Web page and app entries:
* * * * * * *
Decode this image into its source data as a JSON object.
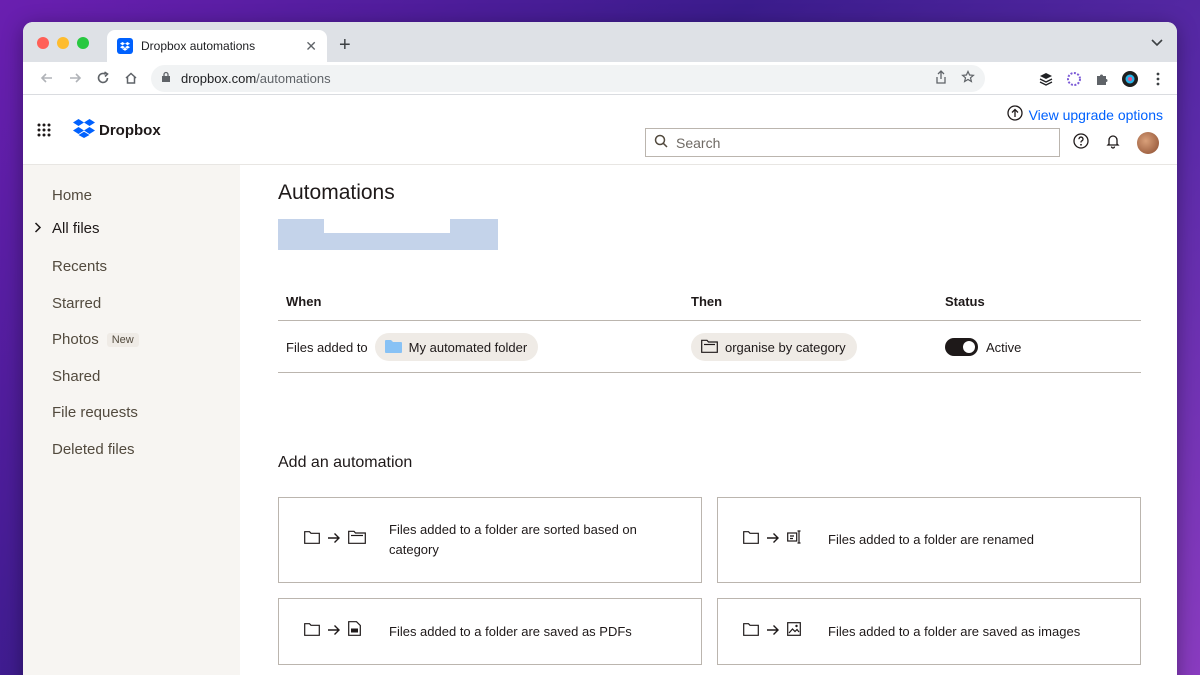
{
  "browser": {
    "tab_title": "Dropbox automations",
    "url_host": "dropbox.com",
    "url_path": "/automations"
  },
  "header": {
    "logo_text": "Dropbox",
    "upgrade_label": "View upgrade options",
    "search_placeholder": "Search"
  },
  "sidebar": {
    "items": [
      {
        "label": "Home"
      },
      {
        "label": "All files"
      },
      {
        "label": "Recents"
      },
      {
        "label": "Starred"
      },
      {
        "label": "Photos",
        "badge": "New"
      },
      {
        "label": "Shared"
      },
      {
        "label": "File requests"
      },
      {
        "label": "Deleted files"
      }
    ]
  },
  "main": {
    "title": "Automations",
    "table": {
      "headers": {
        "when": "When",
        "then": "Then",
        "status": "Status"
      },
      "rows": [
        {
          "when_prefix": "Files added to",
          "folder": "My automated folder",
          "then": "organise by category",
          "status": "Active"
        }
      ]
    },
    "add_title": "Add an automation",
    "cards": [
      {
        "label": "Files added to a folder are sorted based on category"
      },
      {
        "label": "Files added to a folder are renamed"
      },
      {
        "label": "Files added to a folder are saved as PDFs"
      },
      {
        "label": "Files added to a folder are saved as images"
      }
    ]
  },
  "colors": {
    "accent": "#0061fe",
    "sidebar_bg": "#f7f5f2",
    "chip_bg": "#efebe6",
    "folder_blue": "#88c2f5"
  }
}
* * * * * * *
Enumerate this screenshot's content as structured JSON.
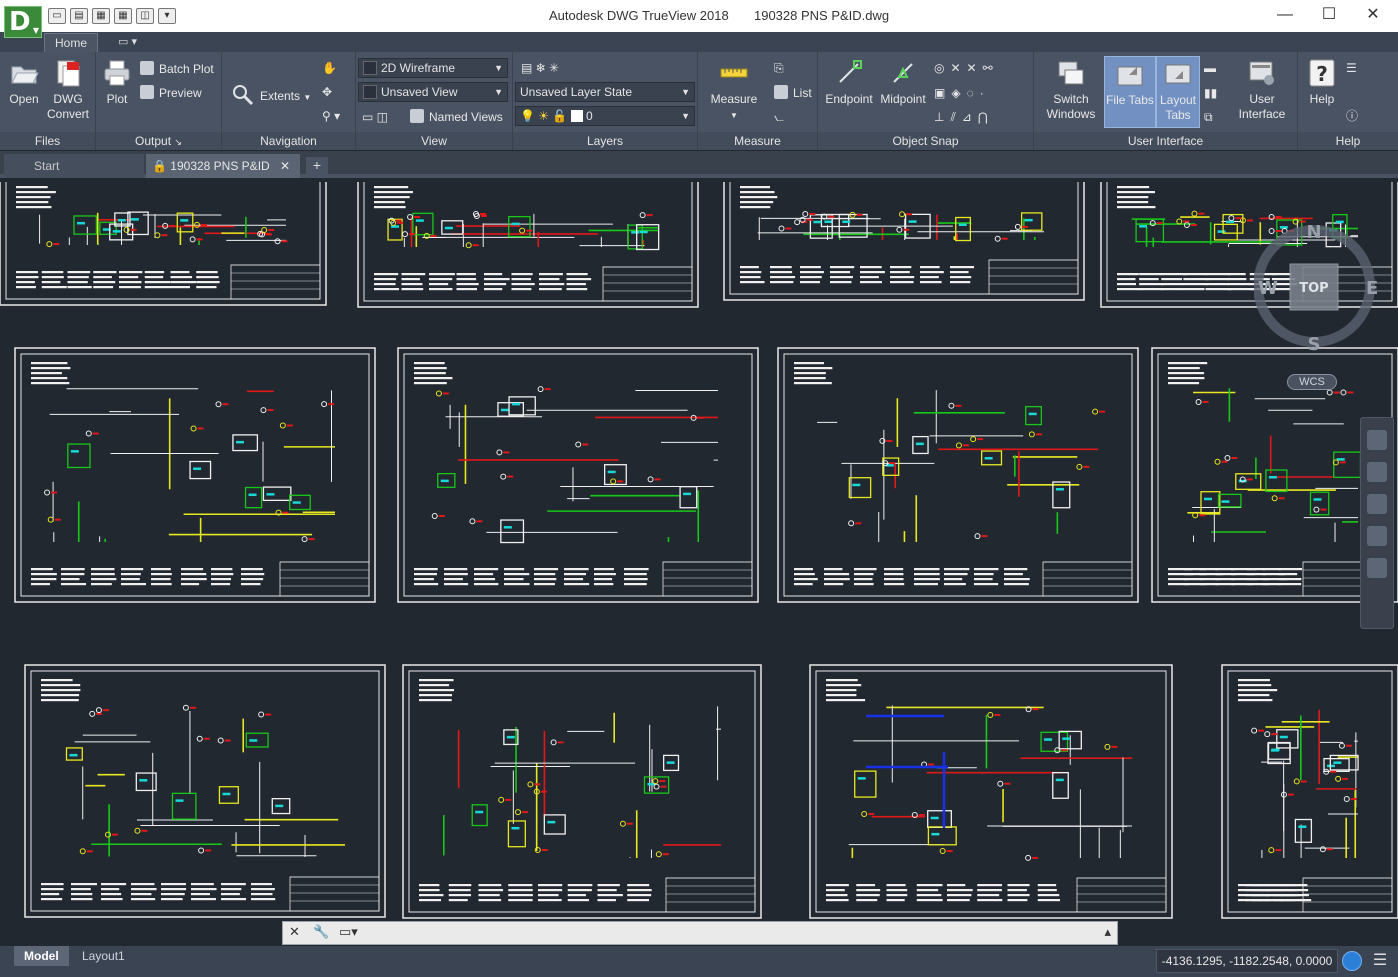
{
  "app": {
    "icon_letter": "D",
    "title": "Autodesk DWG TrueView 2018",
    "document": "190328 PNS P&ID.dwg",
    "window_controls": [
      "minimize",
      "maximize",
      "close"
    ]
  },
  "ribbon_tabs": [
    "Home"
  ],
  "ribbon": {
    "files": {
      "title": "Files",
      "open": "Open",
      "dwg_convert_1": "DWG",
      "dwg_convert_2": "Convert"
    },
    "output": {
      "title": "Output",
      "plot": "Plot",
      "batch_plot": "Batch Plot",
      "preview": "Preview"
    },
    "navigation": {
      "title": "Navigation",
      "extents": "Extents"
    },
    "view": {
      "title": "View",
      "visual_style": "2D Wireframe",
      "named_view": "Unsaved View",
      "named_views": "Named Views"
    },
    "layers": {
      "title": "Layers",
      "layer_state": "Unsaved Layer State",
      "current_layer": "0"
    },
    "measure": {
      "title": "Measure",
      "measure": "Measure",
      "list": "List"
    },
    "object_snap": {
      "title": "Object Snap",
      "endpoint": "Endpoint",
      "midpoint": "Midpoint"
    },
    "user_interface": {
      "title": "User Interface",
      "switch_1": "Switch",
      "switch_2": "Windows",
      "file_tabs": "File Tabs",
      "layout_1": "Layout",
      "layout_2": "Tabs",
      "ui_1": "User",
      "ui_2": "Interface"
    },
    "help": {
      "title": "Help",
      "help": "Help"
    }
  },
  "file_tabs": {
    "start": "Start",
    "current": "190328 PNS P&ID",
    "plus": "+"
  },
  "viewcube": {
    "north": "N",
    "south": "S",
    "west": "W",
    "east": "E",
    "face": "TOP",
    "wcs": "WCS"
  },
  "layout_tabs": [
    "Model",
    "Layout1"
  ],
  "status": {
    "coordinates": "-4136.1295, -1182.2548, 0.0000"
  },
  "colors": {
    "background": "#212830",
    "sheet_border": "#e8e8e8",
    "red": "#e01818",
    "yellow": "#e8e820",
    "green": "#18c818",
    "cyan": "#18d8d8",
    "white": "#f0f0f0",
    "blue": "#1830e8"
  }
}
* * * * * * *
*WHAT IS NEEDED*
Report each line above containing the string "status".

*RESULT FOR THIS EXERCISE*
        "status": "Status"
          "status": "Active"
  "status": {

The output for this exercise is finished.